**DATA SUPPLIED**
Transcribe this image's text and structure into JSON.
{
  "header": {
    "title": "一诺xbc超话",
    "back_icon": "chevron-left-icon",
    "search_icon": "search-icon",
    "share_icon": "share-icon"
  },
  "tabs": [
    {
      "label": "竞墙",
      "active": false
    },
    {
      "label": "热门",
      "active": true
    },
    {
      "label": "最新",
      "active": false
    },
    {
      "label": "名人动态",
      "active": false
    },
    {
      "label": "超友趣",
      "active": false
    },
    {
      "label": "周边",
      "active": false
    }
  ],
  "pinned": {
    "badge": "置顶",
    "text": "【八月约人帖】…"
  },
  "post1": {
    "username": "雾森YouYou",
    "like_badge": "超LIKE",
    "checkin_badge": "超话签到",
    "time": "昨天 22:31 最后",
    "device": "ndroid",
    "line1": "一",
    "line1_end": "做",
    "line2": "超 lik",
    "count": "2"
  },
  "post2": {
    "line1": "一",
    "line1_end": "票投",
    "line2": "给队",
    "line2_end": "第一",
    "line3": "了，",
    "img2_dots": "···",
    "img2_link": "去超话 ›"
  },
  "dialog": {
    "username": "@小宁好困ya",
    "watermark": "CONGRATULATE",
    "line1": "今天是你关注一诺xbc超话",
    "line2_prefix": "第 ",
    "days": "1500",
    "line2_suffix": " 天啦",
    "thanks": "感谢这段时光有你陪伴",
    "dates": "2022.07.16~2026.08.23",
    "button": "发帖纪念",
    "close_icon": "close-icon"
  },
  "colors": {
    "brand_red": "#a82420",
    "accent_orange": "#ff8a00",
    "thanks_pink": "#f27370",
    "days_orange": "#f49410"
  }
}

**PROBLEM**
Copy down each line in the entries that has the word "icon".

**COMPLETED EXERCISE**
    "back_icon": "chevron-left-icon",
    "search_icon": "search-icon",
    "share_icon": "share-icon"
    "close_icon": "close-icon"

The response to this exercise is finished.